As I mentioned in my earlier post on How to run a great workshop, I tried out some new techniques at the CDG workshop I ran a few weeks ago. Now that I've had a little time to both reflect personally and to digest the feedback from attendees, I thought I'd share the things that worked well, the things that didn't, and the main areas I'd like to improve on. [caption id="attachment_1792" align="aligncenter" width="500" caption="Workshop for CILIP CDG"]cdgworkshop[/caption]

Last week, I gave a seminar on 'Managing yourself: how to be productive with your time'. I'd been invited by CILIP Career Development Group London and South East branches to deliver a session on this topic which expanded on my presentation from Internet Librarian International 2012 on Productivity for Librarians. The focus of this seminar was much more practical in nature so rather than just talking through some of the tools I use and the way I implement the Getting Things Done (GTD) methodology, we went through each stage of the GTD methodology and considered how it could be implemented...

Last week I gave my first ever webinar as part of the American Library Association (ALA) Library and Information Technology Association (LITA) Mobile Computing Interest Group (MCIG) virtual meeting.* It took place instead of a physical meeting at ALA Midwinter to enable more people to attend and present. There were five presentations in 90 minutes so we each had 10 minutes to present and 5 minutes of Q&A. If you're interested in the topic, you can watch a recording of the webinar - see the blog post I wrote for our m-library community support project blog. I thought it would be useful to reflect on my experiences of presenting a webinar - I'm noticing more and more webinars set up to enable more people to attend virtually across different time zones and without the expense of travelling, so I imagine presenting at webinars is something we'll be seeing a lot more of in future.This is my setup - home office with laptop for webinar software, headset for listening/speaking, iPhone for timing, and iPad and notepad for presentation prompts (and all important glass of Ribena!): [caption id="" align="aligncenter" width="500" caption="Webinar setup"]Webinar setup[/caption]

I'm a creature of habit, so I'm continuing the tradition of posting an end of year blog post (see 2008, 2009, and 2010). It's actually really useful for me to look back and see what I did each year. So, what has 2011 involved? 2011 mosaic 1. My ALA 2011 badge complete with ribbons!, 2. Louisiana State University, 3. Osney Building at University of Oxford, 4. CILIP signage

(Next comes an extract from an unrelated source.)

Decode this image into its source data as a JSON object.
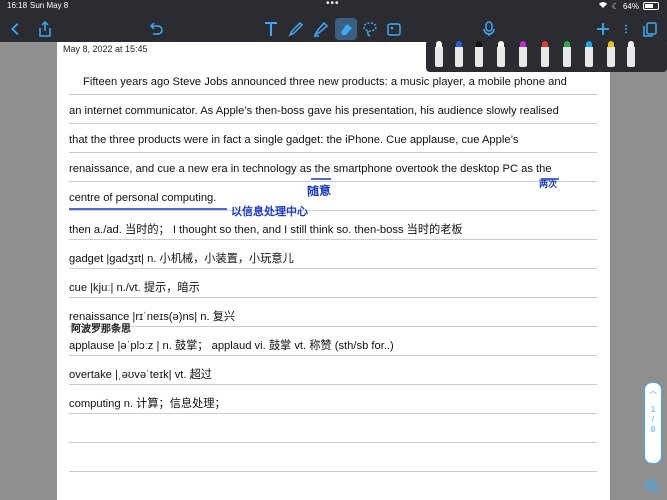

At Online Information 2011, I presented in one of the European Librarians Theatre panel discussions. The discussions are hosted by EBSCO and SLA Europe and bring together librarians from different parts of Europe to discuss a topic and the experiences within their country. My session, 'Everyone is talking but is anyone listening?' focused on social media. It was chaired by Sara Batts (see tweet below), and my fellow panelists were Katrin Weller and Dennie Haye.   I think the panel discussion flowed well - there was largely agreement across the board on a number of different factors, suggesting that libraries across Europe are at a similar stage with social media (the panel had representatives from UK, Germany and The Netherlands). There were some really interesting examples from my fellow panelists - one example of Yammer being used for internal communication (in an international organisation with staff dispersed geographically), and one example of Facebook being used by a University before students arrived to help answers queries and help them begin to make friends. The main messages I took from the session were that libraries and librarians should experiment with social media to see what works, and should aim to understand more about their users as no two libraries will use social media in the same way. You can see the tweets from the session at the #elt2011 hashtag (thanks to @WoodsieGirl and @EBSCOUK for such comprehensive tweeting!) and there is a write up of the session on the SLA Europe website. As mentioned before, I decided to get  information for my section of the discussion via a brief survey - many thanks to those who gave feedback. The main themes emerging from the results of this are shown below.